In Saturday's Washington Post the paper examines, in two separate articles, instances in which John McCain seems to be either changing his position, contradicting himself, or distorting the truth on topics such as Iraq and his opposition to torture.
Republican presidential front-runner John McCain bluntly called waterboarding "torture and illegal" Wednesday morning, again challenging the Bush administration's defense of a harsh interrogation tactic that makes prisoners think they are drowning.
But later the same day, McCain cast a vote against Democratic-sponsored legislation supported by anti-torture advocates that sought to ban waterboarding and other coercive tactics by the CIA.
The Senate vote put McCain (R-Ariz.) on the same side as President Bush, who plans to veto the waterboarding ban.

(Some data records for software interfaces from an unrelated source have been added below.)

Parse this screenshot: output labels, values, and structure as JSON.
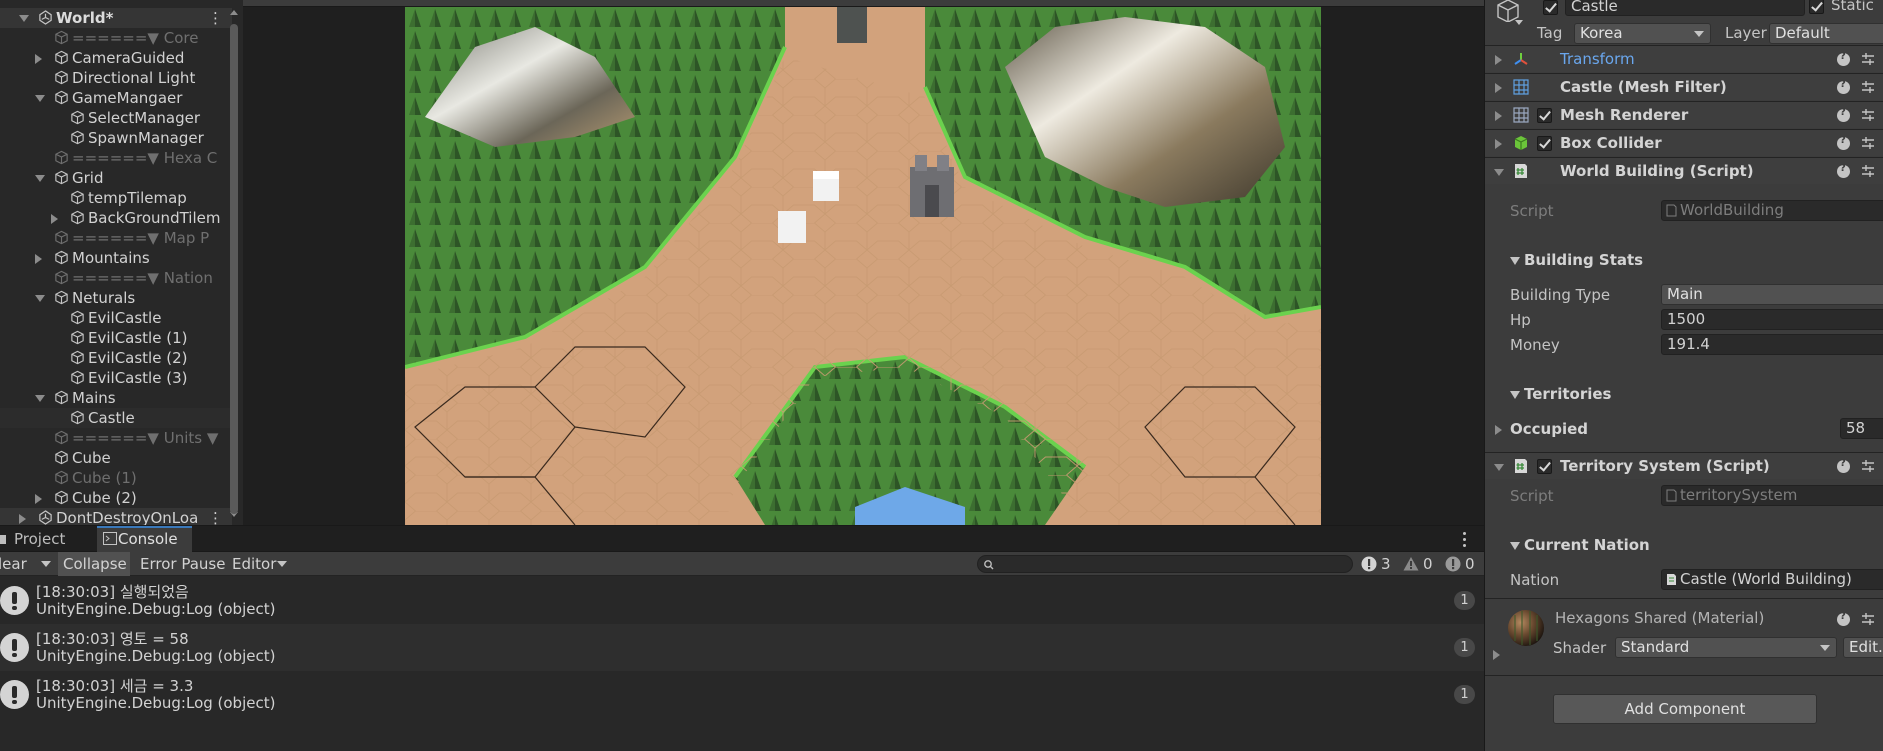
{
  "hierarchy": {
    "items": [
      {
        "label": "World*",
        "depth": 0,
        "arrow": "down",
        "icon": "unity-scene-icon",
        "kind": "scene",
        "menu": "⋮"
      },
      {
        "label": "======▼ Core",
        "depth": 1,
        "arrow": "",
        "icon": "gameobject-icon",
        "kind": "dim"
      },
      {
        "label": "CameraGuided",
        "depth": 1,
        "arrow": "right",
        "icon": "gameobject-icon",
        "kind": ""
      },
      {
        "label": "Directional Light",
        "depth": 1,
        "arrow": "",
        "icon": "gameobject-icon",
        "kind": ""
      },
      {
        "label": "GameMangaer",
        "depth": 1,
        "arrow": "down",
        "icon": "gameobject-icon",
        "kind": ""
      },
      {
        "label": "SelectManager",
        "depth": 2,
        "arrow": "",
        "icon": "gameobject-icon",
        "kind": ""
      },
      {
        "label": "SpawnManager",
        "depth": 2,
        "arrow": "",
        "icon": "gameobject-icon",
        "kind": ""
      },
      {
        "label": "======▼ Hexa C",
        "depth": 1,
        "arrow": "",
        "icon": "gameobject-icon",
        "kind": "dim"
      },
      {
        "label": "Grid",
        "depth": 1,
        "arrow": "down",
        "icon": "gameobject-icon",
        "kind": ""
      },
      {
        "label": "tempTilemap",
        "depth": 2,
        "arrow": "",
        "icon": "gameobject-icon",
        "kind": ""
      },
      {
        "label": "BackGroundTilem",
        "depth": 2,
        "arrow": "right",
        "icon": "gameobject-icon",
        "kind": ""
      },
      {
        "label": "======▼ Map P",
        "depth": 1,
        "arrow": "",
        "icon": "gameobject-icon",
        "kind": "dim"
      },
      {
        "label": "Mountains",
        "depth": 1,
        "arrow": "right",
        "icon": "gameobject-icon",
        "kind": ""
      },
      {
        "label": "======▼ Nation",
        "depth": 1,
        "arrow": "",
        "icon": "gameobject-icon",
        "kind": "dim"
      },
      {
        "label": "Neturals",
        "depth": 1,
        "arrow": "down",
        "icon": "gameobject-icon",
        "kind": ""
      },
      {
        "label": "EvilCastle",
        "depth": 2,
        "arrow": "",
        "icon": "gameobject-icon",
        "kind": ""
      },
      {
        "label": "EvilCastle (1)",
        "depth": 2,
        "arrow": "",
        "icon": "gameobject-icon",
        "kind": ""
      },
      {
        "label": "EvilCastle (2)",
        "depth": 2,
        "arrow": "",
        "icon": "gameobject-icon",
        "kind": ""
      },
      {
        "label": "EvilCastle (3)",
        "depth": 2,
        "arrow": "",
        "icon": "gameobject-icon",
        "kind": ""
      },
      {
        "label": "Mains",
        "depth": 1,
        "arrow": "down",
        "icon": "gameobject-icon",
        "kind": ""
      },
      {
        "label": "Castle",
        "depth": 2,
        "arrow": "",
        "icon": "gameobject-icon",
        "kind": "selected"
      },
      {
        "label": "======▼ Units ▼",
        "depth": 1,
        "arrow": "",
        "icon": "gameobject-icon",
        "kind": "dim"
      },
      {
        "label": "Cube",
        "depth": 1,
        "arrow": "",
        "icon": "gameobject-icon",
        "kind": ""
      },
      {
        "label": "Cube (1)",
        "depth": 1,
        "arrow": "",
        "icon": "gameobject-icon",
        "kind": "dim"
      },
      {
        "label": "Cube (2)",
        "depth": 1,
        "arrow": "right",
        "icon": "gameobject-icon",
        "kind": ""
      },
      {
        "label": "DontDestroyOnLoa",
        "depth": 0,
        "arrow": "right",
        "icon": "unity-scene-icon",
        "kind": "scene2",
        "menu": "⋮"
      }
    ]
  },
  "console": {
    "tabs": [
      {
        "label": "Project",
        "icon": "folder-icon"
      },
      {
        "label": "Console",
        "icon": "console-icon"
      }
    ],
    "toolbar": {
      "clear": "lear",
      "collapse": "Collapse",
      "error_pause": "Error Pause",
      "editor": "Editor",
      "search_placeholder": "",
      "info_count": "3",
      "warn_count": "0",
      "error_count": "0"
    },
    "logs": [
      {
        "line1": "[18:30:03] 실행되었음",
        "line2": "UnityEngine.Debug:Log (object)",
        "count": "1"
      },
      {
        "line1": "[18:30:03] 영토 = 58",
        "line2": "UnityEngine.Debug:Log (object)",
        "count": "1"
      },
      {
        "line1": "[18:30:03] 세금 = 3.3",
        "line2": "UnityEngine.Debug:Log (object)",
        "count": "1"
      }
    ]
  },
  "inspector": {
    "object_name": "Castle",
    "static_label": "Static",
    "tag_label": "Tag",
    "tag_value": "Korea",
    "layer_label": "Layer",
    "layer_value": "Default",
    "components": {
      "transform": "Transform",
      "mesh_filter": "Castle (Mesh Filter)",
      "mesh_renderer": "Mesh Renderer",
      "box_collider": "Box Collider",
      "world_building": "World Building (Script)",
      "territory_system": "Territory System (Script)"
    },
    "world_building": {
      "script_label": "Script",
      "script_value": "WorldBuilding",
      "building_stats": "Building Stats",
      "building_type_label": "Building Type",
      "building_type_value": "Main",
      "hp_label": "Hp",
      "hp_value": "1500",
      "money_label": "Money",
      "money_value": "191.4",
      "territories": "Territories",
      "occupied_label": "Occupied",
      "occupied_value": "58"
    },
    "territory_system": {
      "script_label": "Script",
      "script_value": "territorySystem",
      "current_nation": "Current Nation",
      "nation_label": "Nation",
      "nation_value": "Castle (World Building)"
    },
    "material": {
      "name": "Hexagons Shared (Material)",
      "shader_label": "Shader",
      "shader_value": "Standard",
      "edit_label": "Edit..."
    },
    "add_component": "Add Component"
  }
}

It also was consistent, his spokesman said, with statements McCain has made on the subject since 2005.
On Iraq and Rumsfeld:
As he gets closer to the Republican nomination, Sen. John McCain has been trying to balance his unqualified support for the Iraq war by reminding audiences that he was also a tough critic of how it was managed until President Bush finally changed strategies a year ago. In recent weeks, McCain has gone so far as to tell audiences that he was "the only one" who called for Donald H. Rumsfeld's resignation as defense secretary.
The trick is that he never did, at least not publicly. The senator from Arizona was a tough critic of Rumsfeld and more than once said that he had no confidence in the Pentagon chief in the two years before Bush finally dumped Rumsfeld in November 2006. But even as he was criticizing Rumsfeld, McCain typically stopped short of calling for the Pentagon chief to step down.
While campaigning in Fort Myers, Fla., on Jan. 26, he told a crowd: "In the conflict that we're in, I'm the only one that said we have to abandon the Rumsfeld strategy -- and Rumsfeld -- and adopt a new strategy." Four days later during a debate at the Ronald Reagan Presidential Library in Simi Valley, Calif., aired on CNN, McCain said, "I'm the only one that said that Rumsfeld had to go."
A McCain spokesman acknowledged this week that that was not correct. "He did not call for his resignation," said the campaign's Brian Rogers. "He always said that's the president's prerogative." Asked specifically about the senator's statements in Florida and California, Rogers said, "I think he's really just pointing out that he's the only one who really called out the Rumsfeld strategy, and that is certainly true again and again."